# WORK TASK
Find the string "JSON" in the data, and copy out each line that has it.

# TASK DATA
--------------------------------------------------

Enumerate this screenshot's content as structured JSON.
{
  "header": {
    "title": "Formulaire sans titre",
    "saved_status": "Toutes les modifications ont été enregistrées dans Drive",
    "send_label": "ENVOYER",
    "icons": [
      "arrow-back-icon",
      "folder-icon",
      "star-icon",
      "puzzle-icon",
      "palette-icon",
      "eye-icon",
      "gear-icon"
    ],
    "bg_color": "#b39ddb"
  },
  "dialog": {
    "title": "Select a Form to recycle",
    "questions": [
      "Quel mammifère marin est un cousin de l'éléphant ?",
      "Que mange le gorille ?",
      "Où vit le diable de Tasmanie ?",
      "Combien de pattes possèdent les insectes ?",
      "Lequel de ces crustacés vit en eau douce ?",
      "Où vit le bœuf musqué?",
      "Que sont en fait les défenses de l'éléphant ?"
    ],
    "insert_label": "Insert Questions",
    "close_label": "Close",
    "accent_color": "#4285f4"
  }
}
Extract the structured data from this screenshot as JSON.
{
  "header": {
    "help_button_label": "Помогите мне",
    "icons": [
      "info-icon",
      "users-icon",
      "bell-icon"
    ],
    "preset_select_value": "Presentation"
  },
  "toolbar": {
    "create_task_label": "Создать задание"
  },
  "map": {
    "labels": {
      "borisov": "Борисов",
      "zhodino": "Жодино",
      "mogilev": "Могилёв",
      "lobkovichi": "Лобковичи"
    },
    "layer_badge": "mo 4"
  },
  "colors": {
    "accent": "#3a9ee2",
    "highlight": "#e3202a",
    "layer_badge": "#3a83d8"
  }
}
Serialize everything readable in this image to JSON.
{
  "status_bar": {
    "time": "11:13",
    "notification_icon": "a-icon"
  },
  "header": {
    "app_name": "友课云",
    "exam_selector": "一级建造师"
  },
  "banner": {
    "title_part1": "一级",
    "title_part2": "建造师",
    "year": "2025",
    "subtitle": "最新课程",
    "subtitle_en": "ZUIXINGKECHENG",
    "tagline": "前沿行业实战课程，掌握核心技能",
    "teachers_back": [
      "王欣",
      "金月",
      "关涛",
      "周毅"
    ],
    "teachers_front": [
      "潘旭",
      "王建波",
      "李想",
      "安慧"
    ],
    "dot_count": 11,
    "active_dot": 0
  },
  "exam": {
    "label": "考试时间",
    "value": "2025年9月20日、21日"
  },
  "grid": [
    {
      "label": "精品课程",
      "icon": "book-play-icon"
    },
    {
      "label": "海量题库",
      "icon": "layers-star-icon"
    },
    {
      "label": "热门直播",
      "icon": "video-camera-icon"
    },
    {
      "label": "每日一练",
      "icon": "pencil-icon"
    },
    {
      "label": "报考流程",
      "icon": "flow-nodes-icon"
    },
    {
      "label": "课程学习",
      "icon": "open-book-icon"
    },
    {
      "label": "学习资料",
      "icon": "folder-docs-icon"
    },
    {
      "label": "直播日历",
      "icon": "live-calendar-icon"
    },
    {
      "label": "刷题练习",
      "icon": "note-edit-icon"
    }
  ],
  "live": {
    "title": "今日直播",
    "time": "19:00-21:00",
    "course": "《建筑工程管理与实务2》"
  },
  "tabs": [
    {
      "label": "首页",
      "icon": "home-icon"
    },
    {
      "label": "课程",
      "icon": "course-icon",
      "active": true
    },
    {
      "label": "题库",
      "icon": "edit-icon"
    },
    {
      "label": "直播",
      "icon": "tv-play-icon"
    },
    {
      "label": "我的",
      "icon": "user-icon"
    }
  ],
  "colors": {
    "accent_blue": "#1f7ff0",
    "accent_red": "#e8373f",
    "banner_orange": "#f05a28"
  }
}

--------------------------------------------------

# RESULT
Enumerate this screenshot's content as structured JSON.
Extract the structured data from this screenshot as JSON.
Serialize everything readable in this image to JSON.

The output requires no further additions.